Sutton, John

Research interests and relevant publications

I am Professor of Cognitive Science at Macquarie University, Sydney, where I was previously Head of the Department of Philosophy. In addition to current studies of distributed cognition, skilled movement, and cognitive history, I am interested in autobiographical memory and social or collaborative recall. Our ongoing research addresses the nature and role of constructive processes in remembering. Where many dominant views treat construction or reconstruction as leading to distortion, error, or confusion in memory, we follow Sue Campbell in arguing both that true memories too are constructed, and that remembering has many functions other than the preservation of the past.

Querying the prevalent idea in forensic cognitive psychology that social influences on memory generally bring contagion or conformity, we examine longstanding real-world groups who repeatedly renegotiate the meaning and emotional significance of their shared history, such as long-term married couples, siblings, sports teams, and work groups. We are currently extending this research to address, firstly, other forms of collaborative cognition, and, secondly, the potential role of rich social interaction as a factor counteracting neurocognitive decline in aging populations.

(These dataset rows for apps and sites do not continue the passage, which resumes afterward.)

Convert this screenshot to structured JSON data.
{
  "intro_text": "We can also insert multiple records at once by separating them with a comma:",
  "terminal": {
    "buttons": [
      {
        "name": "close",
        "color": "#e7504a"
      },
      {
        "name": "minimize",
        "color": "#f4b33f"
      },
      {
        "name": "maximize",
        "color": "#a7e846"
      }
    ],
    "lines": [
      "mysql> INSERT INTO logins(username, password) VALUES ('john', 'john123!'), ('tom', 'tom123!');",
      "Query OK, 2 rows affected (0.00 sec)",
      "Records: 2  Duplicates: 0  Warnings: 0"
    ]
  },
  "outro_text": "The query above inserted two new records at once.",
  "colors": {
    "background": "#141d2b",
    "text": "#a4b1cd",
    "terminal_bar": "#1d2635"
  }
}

Here's my first post on the project blogRemembering from the Outside? (with  Chris McCarroll)

A.J. Barnier, J. Sutton, C.B. Harris, & R.A. Wilson (2008). A conceptual and empirical framework for the social distribution of cognition: the case of memory. Cognitive Systems Research 9 (1), 33-51.

J. Sutton (2009). Remembering. In P. Robbins & M. Aydede (eds), The Cambridge Handbook of Situated Cognition. Cambridge UP, pp.217-235.

J. Sutton, C.B. Harris, P.G. Keil, & A.J. Barnier (2010). The psychology of memory, extended cognition, and socially distributed remembering. Phenomenology and the Cognitive Sciences 9 (4), 521-560.

C.B. Harris, P.G. Keil, J. Sutton, A.J. Barnier, & D.J.F. McIlwain (2011). We remember, we forget: collaborative remembering in older couples. Discourse Processes 48 (4), 267-303.